**TASK DIRECTIONS**
For this exercise, please find the lines in the entries that include the word "name" and copy them.

**LISTED ENTRIES**
++++++++++

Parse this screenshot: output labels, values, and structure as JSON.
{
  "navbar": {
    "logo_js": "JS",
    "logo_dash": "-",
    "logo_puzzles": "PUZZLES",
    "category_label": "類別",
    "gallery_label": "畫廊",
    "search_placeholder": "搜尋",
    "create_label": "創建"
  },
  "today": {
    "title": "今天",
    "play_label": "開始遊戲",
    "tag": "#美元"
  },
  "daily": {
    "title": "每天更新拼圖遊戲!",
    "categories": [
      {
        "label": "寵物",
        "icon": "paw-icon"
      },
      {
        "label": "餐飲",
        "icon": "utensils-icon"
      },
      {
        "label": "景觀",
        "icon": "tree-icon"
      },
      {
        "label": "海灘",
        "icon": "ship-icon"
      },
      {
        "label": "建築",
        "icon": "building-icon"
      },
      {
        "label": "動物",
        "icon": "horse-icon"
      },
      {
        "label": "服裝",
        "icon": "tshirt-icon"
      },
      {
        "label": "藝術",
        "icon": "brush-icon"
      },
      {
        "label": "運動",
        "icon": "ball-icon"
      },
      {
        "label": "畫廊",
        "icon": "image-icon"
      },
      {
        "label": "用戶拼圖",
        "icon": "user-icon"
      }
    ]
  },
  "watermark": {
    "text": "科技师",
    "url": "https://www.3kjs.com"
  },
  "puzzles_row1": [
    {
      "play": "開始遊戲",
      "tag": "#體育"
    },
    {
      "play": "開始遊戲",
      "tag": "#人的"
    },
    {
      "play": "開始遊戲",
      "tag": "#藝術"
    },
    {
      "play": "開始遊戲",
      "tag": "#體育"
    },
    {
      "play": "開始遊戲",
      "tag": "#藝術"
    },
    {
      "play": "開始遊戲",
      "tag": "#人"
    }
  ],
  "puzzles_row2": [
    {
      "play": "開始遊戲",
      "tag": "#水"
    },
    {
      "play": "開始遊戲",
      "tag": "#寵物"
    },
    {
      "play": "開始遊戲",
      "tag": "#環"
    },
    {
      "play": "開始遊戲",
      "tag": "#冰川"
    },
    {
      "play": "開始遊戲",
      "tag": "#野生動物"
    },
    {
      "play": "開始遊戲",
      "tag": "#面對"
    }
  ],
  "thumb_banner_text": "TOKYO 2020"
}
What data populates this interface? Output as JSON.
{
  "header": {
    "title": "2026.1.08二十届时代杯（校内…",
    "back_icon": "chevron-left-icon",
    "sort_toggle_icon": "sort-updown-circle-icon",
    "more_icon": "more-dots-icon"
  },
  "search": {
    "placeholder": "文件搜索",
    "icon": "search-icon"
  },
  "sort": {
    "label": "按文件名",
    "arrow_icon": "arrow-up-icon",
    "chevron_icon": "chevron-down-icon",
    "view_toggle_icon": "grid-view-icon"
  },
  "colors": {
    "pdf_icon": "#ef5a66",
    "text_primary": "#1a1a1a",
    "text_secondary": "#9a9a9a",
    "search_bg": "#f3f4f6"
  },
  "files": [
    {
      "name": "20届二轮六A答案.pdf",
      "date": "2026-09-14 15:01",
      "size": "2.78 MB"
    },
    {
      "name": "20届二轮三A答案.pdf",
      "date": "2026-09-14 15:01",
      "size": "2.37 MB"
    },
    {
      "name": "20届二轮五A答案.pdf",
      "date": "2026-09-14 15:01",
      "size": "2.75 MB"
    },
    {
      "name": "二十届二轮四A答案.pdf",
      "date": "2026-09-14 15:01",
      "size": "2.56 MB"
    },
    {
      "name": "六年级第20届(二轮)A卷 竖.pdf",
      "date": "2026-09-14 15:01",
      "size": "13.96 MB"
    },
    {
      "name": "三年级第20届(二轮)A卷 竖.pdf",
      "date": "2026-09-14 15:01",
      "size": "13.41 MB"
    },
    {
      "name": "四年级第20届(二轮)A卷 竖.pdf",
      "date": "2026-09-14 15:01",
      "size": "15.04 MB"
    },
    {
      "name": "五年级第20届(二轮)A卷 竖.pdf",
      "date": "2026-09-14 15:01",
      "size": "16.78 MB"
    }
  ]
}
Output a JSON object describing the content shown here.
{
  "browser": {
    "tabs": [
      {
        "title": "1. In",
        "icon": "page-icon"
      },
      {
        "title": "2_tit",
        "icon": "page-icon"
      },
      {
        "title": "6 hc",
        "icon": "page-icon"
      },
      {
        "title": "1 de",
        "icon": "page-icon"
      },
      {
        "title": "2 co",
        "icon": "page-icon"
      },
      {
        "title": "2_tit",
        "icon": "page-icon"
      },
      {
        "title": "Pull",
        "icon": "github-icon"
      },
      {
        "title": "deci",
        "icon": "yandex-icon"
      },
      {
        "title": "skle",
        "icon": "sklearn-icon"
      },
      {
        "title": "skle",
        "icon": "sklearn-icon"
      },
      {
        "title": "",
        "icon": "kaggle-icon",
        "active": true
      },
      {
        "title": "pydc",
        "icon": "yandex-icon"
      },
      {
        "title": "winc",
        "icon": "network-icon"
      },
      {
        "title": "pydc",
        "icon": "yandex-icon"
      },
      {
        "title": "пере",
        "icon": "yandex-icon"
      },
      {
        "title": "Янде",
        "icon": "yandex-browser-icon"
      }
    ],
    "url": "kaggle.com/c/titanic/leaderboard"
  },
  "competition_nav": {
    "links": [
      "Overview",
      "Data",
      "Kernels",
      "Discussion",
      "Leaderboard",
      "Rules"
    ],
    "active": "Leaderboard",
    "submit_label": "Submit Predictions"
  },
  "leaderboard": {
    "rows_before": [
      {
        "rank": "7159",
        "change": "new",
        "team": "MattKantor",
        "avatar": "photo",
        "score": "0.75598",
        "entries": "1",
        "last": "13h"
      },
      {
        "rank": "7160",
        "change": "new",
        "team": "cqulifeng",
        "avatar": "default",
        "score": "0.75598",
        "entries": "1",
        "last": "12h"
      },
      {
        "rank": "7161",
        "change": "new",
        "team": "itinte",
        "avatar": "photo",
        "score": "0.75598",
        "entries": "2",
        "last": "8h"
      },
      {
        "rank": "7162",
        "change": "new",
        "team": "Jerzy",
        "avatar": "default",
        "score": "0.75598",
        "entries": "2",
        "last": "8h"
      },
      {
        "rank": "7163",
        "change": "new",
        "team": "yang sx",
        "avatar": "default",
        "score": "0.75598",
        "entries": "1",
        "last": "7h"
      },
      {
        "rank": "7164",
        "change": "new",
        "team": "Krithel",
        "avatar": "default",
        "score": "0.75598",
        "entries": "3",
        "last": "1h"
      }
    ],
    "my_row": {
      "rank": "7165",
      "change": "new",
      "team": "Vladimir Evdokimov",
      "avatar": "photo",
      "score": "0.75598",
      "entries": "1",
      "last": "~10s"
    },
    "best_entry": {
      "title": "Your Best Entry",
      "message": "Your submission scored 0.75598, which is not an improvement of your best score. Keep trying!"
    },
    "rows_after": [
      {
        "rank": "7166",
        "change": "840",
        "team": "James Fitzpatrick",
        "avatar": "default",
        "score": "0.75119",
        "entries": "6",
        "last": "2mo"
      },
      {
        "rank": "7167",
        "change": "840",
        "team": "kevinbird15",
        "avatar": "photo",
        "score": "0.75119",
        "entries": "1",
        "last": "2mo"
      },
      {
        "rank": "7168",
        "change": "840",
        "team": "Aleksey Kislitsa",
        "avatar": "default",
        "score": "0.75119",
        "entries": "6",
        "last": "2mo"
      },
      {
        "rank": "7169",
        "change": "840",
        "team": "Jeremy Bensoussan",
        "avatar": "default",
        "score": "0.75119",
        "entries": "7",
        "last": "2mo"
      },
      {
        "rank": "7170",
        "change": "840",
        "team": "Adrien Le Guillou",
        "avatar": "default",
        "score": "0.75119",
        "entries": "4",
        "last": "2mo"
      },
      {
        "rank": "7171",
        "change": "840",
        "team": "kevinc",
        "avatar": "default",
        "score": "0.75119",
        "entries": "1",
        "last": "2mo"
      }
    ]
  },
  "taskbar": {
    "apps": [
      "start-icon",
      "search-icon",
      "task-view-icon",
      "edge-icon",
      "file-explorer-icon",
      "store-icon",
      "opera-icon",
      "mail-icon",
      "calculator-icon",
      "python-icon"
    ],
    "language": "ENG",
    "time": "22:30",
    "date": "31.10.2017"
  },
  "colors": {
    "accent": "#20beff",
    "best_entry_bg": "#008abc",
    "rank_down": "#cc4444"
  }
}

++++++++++

**RESPONSE**
      "name": "20届二轮六A答案.pdf",
      "name": "20届二轮三A答案.pdf",
      "name": "20届二轮五A答案.pdf",
      "name": "二十届二轮四A答案.pdf",
      "name": "六年级第20届(二轮)A卷 竖.pdf",
      "name": "三年级第20届(二轮)A卷 竖.pdf",
      "name": "四年级第20届(二轮)A卷 竖.pdf",
      "name": "五年级第20届(二轮)A卷 竖.pdf",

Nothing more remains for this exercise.